  • This website, developed by the University of Tromsø in Norway, contains a number of modules that summarise key geological topics through simple animated cartoons. In particular, the ‘Oil and Gas’ module provides useful background information for teachers and students who may not be conversant with hydrocarbon geology.

http://www.ig.uit.no/webgeology/

web based resources 2
Web-based resources (2)
  • Oil and Gas UK provides educational information on its website including history of the North Sea and exploration and production techniques.

http://www.oilandgas.org.uk/education/index.cfm

  • More specifically, Oil and Gas UK, with the support of the Natural History Museum, has produced online and paper versions of Britain's Offshore Oil and Gas , which isan excellent introduction to the history, science and technology of the UK oil industry.

http://www.oilandgas.org.uk/education/storyofoil/index.cfm

web based resources 3
Web-based resources (3)
  • The UK Onshore Geophysical Library manages the archive and official release of seismic data recorded over landward areas of the UK. One of the Library's main objectives is to provide active support for academia, and there is limited support for provision of data to educational institutions.

http://www.ukogl.org.uk/

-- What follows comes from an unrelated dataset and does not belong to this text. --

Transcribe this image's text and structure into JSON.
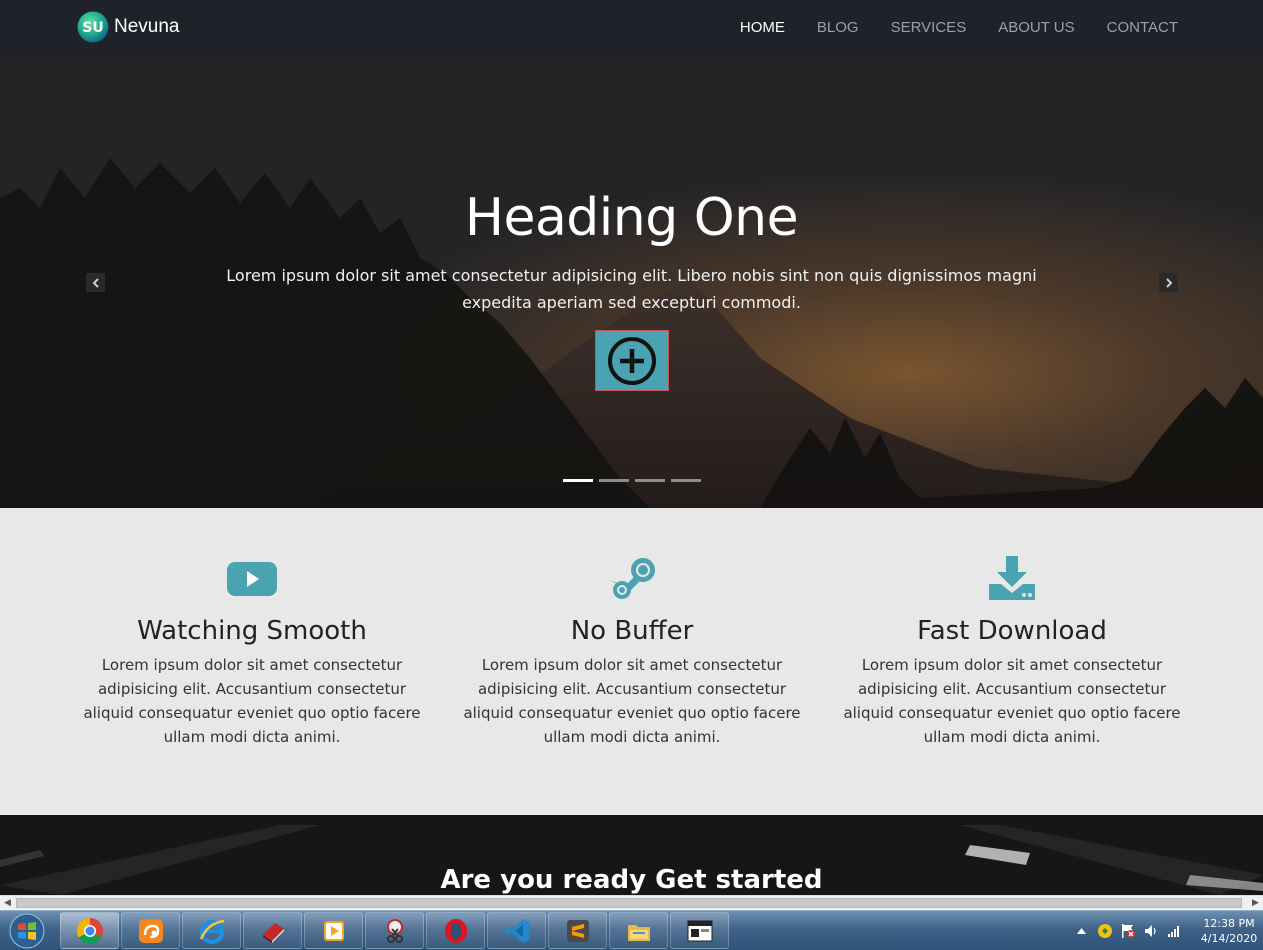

web based resources 4
Web-based resources (4)
  • This report, produced by the British Geological Survey (BGS) on behalf of the Department of Trade and Industry (DTI), provides a general synopsis of the petroleum systems of the UK’s onshore basins
  • It is a large (6MB) file that may take some time to open and download

http://www.og.dti.gov.uk/UKpromote/geoscientific/

Onshore_petroleum_potential_2006.pdf

web based resources 5
Web-based resources (5)
  • This website provides information about the Dukes Wood Oil Museum and Nature Reserve, near Eakring. It is an interesting place to visit because it combines both natural and industrial history. School parties are welcome and the reserve is always open, but access to the oil museum needs to be pre-arranged

http://www.dukeswoodoilmuseum.co.uk/

further reading
Further reading

The Sedimentary Record of Sea-Level Change, edited by Angela L. Coe, 2003. Co-published by The Open University and Cambridge University Press, 288 pages. 

A regional assessment of the intra-Carboniferous play of Northern England, by Fraser, A. J. et al. in Classic Petroleum Provinces, edited by Jim Brooks, 1990. Geological Society Special Publication No. 50, pp.417-440.

contact us
Contact us

Dr Dorothy Satterfield

Geography, Earth, and Environmental Sciences

University of Derby (FEHS)

Kedleston Road

Derby DE22 1GB

Email: d.satterfield@derby.ac.uk

Dr Martin J Whiteley

Barrisdale Limited

16 Amberley Gardens

Bedford MK40 3BT

Email: mjwhiteley@yahoo.co.uk

slide47

Acknowledgements

Data, images and advice were provided by the following individuals and organisations:Mark Alldred from the UK Onshore Geophysical Library (UKGOL)

Oil and Gas UK for permission to reproduce data contained in Slides 5 and 9-11

Tony Hodge and Mick Price from Roc Oil